- **Activity**: Filtering the records below, copy only those lines that include the word "image".

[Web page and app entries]
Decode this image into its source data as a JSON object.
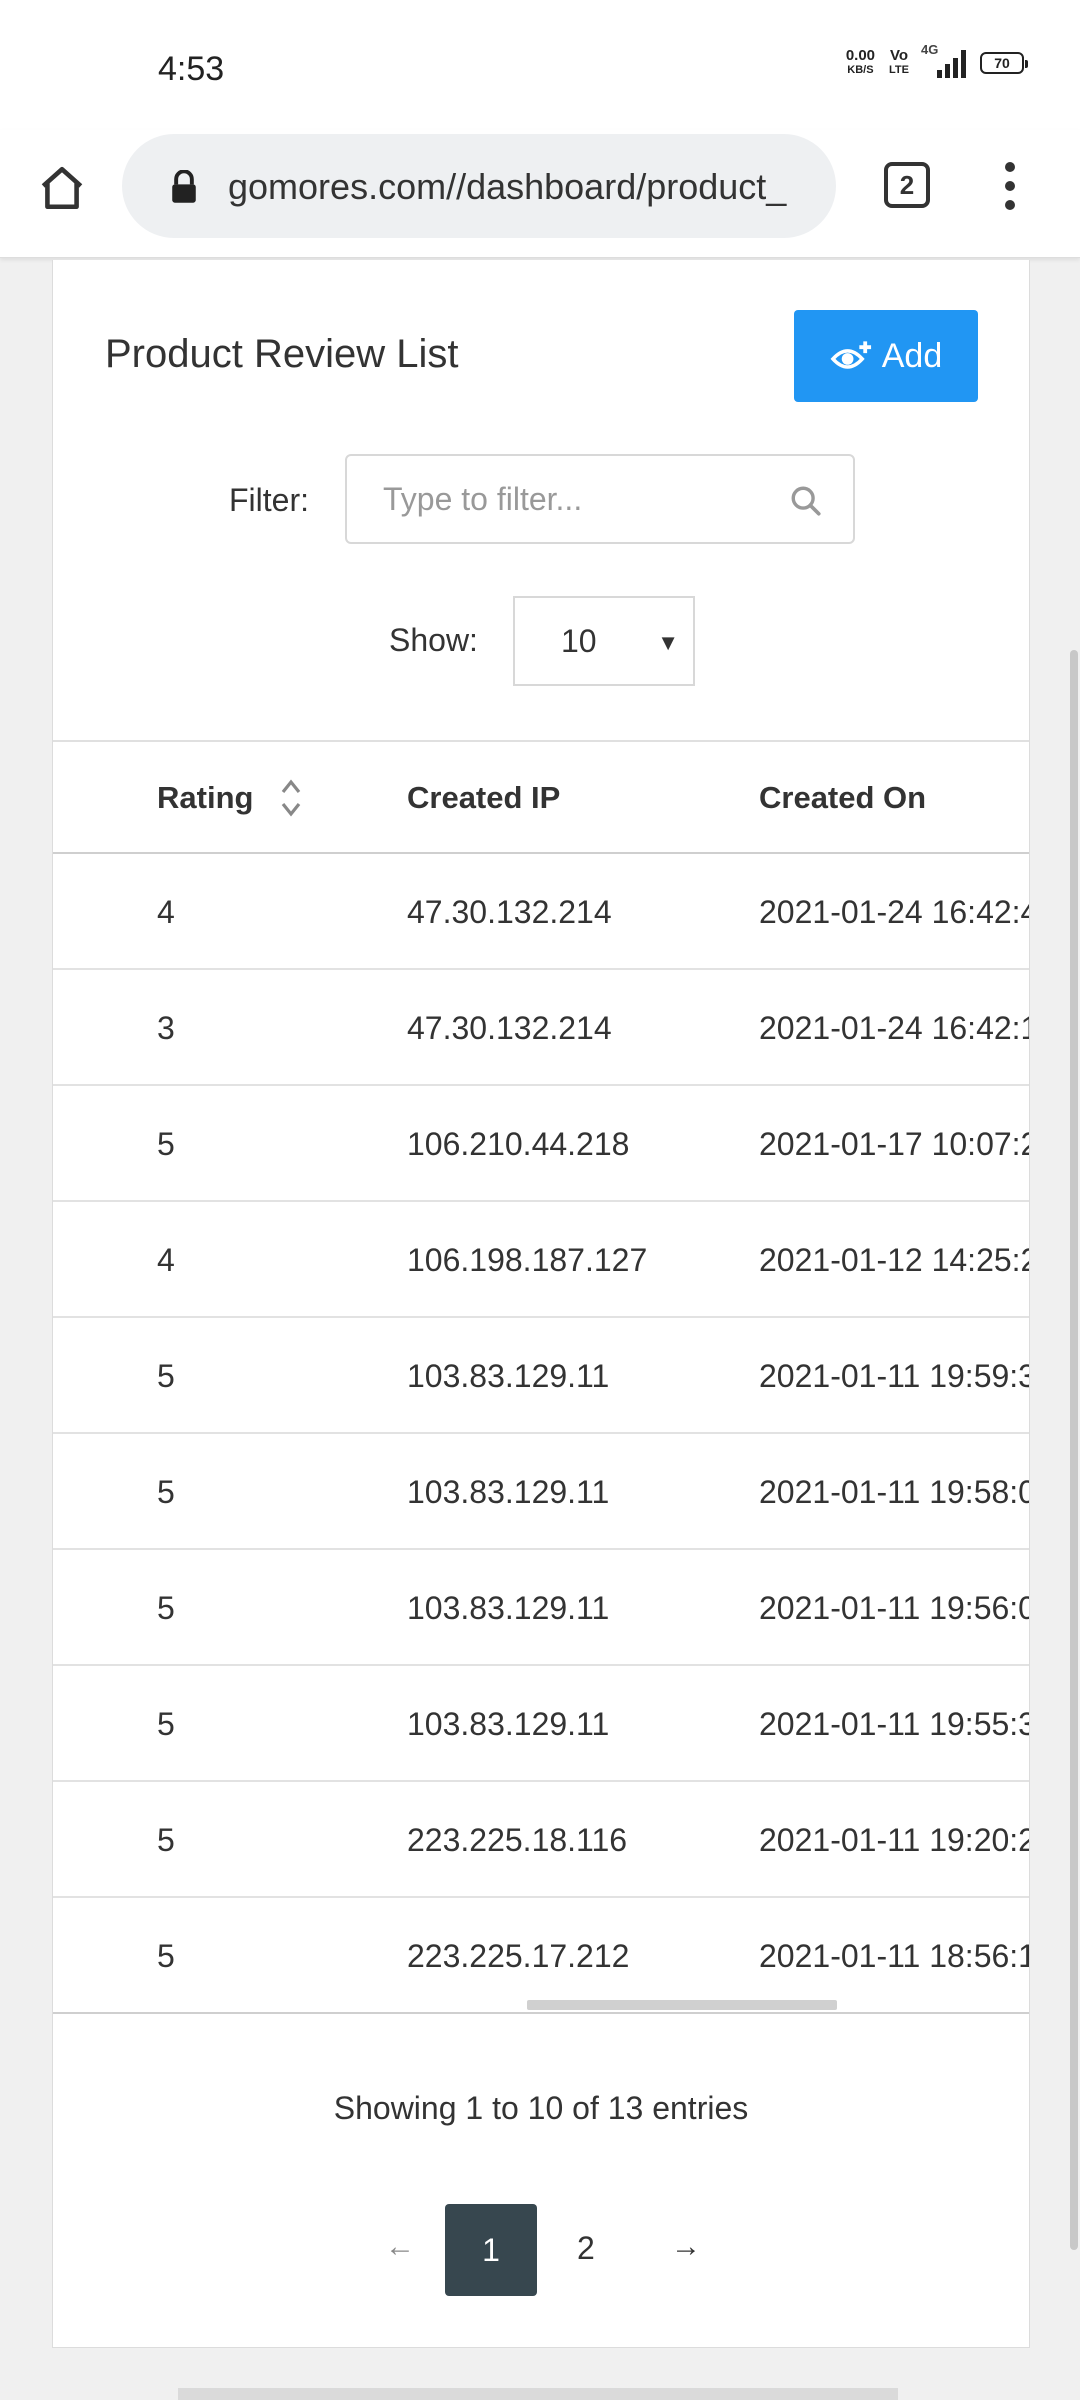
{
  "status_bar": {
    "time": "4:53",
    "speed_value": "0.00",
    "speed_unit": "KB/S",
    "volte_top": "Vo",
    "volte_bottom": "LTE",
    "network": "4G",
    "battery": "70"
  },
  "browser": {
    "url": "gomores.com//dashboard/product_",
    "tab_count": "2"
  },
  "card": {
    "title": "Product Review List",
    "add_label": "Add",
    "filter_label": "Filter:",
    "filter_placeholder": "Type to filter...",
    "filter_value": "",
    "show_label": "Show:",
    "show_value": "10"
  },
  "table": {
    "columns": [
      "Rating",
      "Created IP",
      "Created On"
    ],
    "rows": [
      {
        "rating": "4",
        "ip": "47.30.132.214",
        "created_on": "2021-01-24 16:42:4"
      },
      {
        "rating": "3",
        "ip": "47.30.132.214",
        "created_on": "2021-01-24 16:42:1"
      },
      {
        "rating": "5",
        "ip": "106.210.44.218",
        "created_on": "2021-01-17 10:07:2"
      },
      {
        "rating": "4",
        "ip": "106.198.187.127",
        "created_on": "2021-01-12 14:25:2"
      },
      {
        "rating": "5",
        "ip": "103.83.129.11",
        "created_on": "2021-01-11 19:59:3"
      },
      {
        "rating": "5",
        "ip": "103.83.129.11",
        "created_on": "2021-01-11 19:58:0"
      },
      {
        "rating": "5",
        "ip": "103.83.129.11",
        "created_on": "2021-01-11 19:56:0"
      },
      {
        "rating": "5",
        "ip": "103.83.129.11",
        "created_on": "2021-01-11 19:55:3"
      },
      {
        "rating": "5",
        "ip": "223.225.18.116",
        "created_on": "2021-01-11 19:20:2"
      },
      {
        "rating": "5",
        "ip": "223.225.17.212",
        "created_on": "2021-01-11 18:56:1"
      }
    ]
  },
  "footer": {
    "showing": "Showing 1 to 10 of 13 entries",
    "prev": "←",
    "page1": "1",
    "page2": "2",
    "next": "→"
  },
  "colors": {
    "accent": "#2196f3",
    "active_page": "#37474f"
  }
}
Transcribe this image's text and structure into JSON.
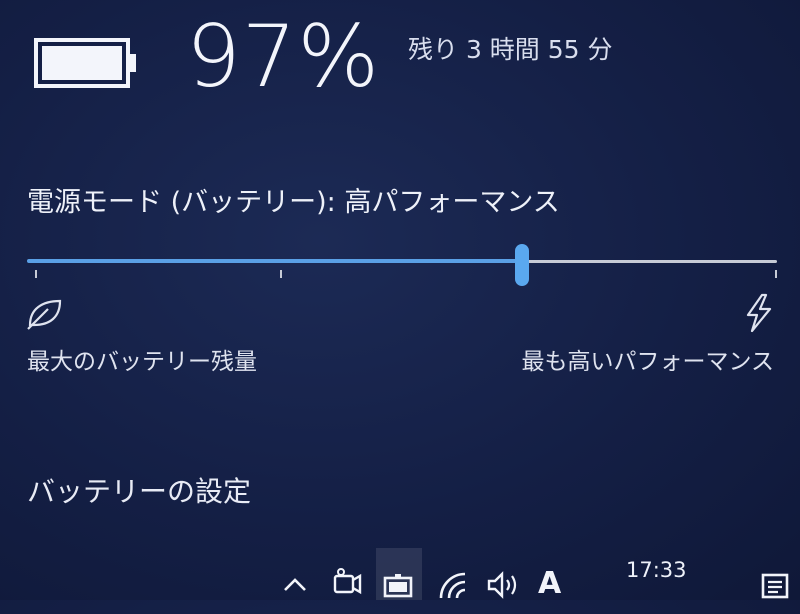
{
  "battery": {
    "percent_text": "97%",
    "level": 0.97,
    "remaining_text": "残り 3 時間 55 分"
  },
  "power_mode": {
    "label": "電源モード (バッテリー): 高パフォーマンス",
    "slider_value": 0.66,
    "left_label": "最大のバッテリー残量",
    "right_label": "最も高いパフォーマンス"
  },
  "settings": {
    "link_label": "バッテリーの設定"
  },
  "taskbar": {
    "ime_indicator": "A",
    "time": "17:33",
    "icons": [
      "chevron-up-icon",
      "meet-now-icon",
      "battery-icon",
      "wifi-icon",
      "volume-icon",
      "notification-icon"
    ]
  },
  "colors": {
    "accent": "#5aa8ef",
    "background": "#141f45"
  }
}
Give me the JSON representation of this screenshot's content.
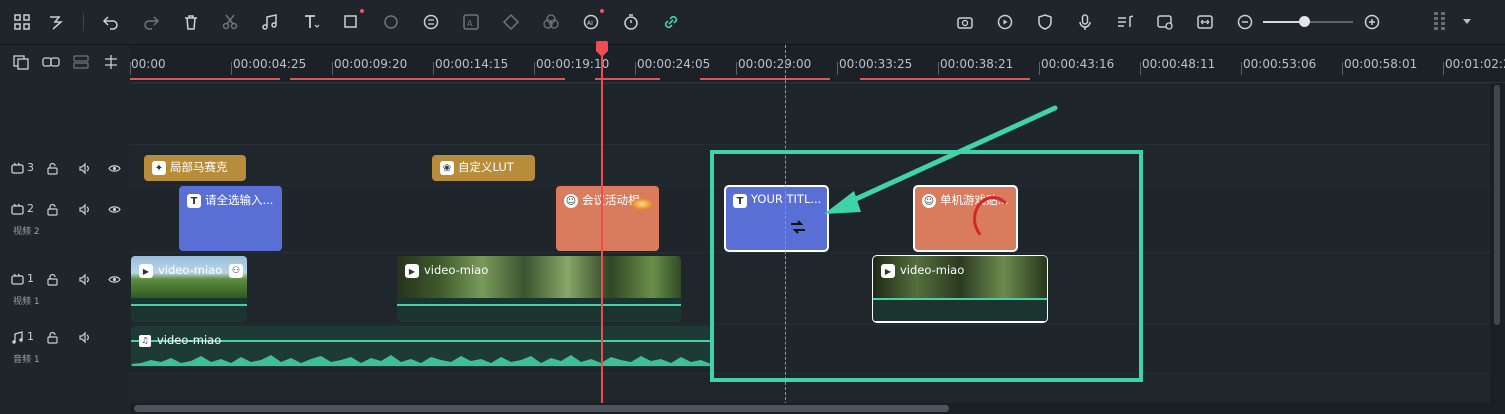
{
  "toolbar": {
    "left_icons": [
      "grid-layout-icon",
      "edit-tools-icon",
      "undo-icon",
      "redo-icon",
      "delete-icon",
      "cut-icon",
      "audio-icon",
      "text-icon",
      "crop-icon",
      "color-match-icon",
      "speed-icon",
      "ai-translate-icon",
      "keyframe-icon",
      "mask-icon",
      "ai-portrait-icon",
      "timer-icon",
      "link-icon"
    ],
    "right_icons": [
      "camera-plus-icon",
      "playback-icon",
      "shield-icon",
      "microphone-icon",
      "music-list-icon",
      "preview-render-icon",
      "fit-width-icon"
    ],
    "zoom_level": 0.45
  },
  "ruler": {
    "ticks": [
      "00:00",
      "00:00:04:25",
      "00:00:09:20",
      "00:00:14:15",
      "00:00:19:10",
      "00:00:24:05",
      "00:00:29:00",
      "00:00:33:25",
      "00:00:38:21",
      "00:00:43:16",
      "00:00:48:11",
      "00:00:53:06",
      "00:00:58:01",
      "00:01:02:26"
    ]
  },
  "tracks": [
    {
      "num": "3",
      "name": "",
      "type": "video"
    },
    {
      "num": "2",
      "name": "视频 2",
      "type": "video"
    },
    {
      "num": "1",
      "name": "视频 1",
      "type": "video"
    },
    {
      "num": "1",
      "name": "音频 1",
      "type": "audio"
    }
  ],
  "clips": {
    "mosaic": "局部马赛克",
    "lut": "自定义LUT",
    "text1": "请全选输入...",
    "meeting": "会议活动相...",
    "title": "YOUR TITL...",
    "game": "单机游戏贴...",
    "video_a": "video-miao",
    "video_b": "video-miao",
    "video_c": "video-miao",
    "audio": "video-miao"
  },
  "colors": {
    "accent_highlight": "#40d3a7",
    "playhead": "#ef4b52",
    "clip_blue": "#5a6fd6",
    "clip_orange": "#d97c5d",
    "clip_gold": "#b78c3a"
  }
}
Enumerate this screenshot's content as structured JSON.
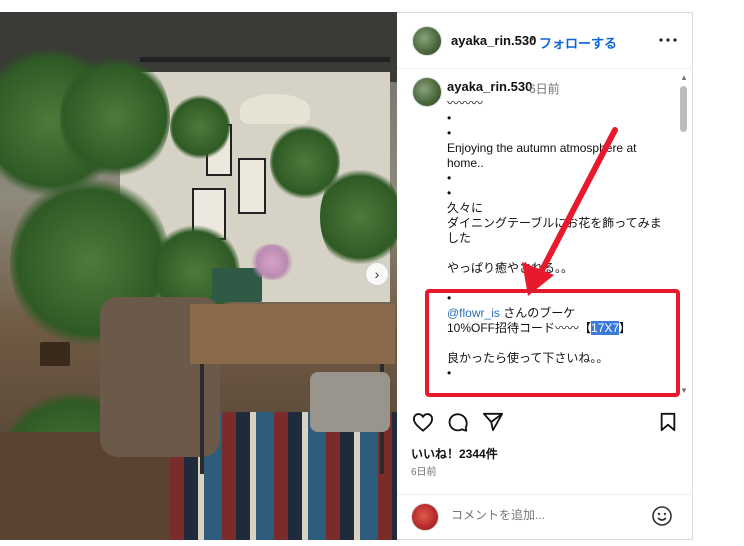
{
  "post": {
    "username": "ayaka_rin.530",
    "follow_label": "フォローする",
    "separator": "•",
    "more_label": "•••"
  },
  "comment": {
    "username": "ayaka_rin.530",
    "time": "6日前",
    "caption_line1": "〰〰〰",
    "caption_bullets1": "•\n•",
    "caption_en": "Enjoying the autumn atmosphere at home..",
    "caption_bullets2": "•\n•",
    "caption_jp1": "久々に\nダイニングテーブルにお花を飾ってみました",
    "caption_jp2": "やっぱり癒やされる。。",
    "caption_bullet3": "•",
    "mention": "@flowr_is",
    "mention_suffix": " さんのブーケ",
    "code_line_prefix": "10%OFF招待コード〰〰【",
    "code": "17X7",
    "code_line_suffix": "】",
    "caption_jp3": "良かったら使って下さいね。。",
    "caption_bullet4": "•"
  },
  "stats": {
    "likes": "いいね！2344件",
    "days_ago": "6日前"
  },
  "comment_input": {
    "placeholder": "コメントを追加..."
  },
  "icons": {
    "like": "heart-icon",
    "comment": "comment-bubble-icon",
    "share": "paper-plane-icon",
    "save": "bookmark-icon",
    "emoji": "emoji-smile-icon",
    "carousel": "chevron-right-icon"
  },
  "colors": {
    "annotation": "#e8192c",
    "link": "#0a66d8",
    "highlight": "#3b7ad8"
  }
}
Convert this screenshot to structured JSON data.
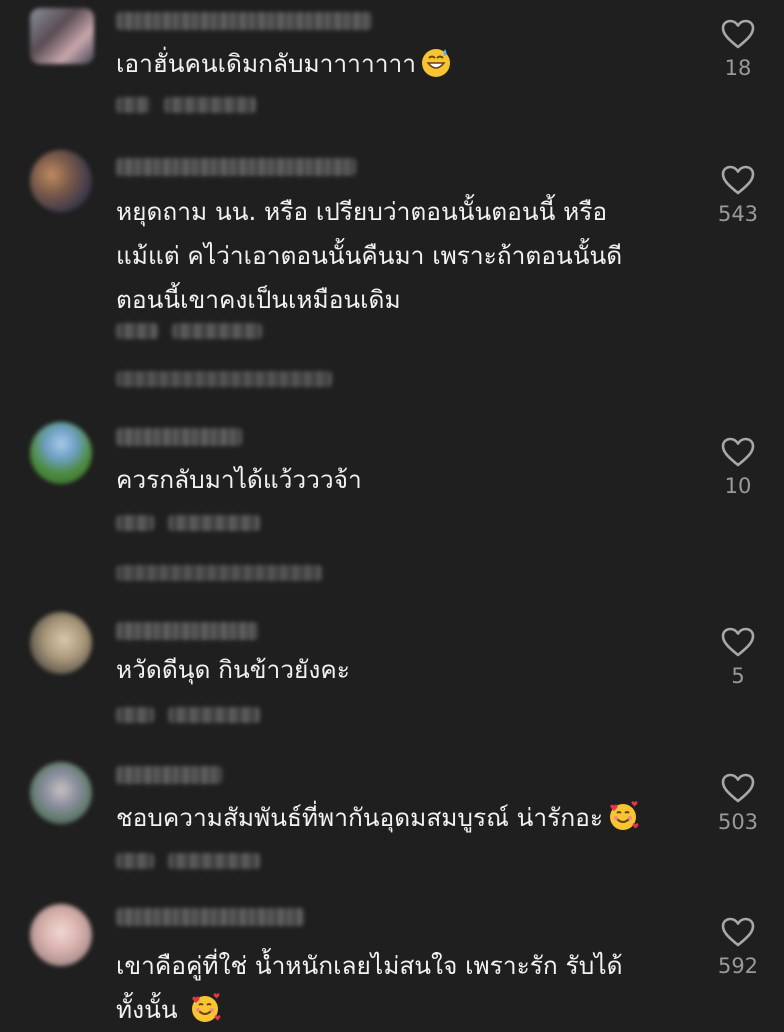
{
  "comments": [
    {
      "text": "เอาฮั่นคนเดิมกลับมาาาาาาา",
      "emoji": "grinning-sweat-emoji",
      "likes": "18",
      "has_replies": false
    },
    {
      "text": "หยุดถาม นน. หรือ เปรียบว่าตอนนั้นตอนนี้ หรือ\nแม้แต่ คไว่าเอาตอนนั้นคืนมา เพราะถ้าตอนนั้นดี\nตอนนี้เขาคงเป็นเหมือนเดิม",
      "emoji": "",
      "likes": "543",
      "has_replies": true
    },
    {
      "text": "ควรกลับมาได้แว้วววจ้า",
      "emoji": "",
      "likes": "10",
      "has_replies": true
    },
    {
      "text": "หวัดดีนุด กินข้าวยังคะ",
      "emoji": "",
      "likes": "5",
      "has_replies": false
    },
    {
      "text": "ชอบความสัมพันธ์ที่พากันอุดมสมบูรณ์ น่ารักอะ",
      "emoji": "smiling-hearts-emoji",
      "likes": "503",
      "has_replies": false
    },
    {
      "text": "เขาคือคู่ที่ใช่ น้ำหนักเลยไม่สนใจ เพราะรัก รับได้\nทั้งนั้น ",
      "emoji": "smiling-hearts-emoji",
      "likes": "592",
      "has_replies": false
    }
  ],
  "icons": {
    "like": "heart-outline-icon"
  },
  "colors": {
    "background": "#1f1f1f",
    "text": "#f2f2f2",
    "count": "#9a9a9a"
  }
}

- **Finished exercise**:
Decode this image into its source data as a JSON object.
Transcribe this image's text and structure into JSON.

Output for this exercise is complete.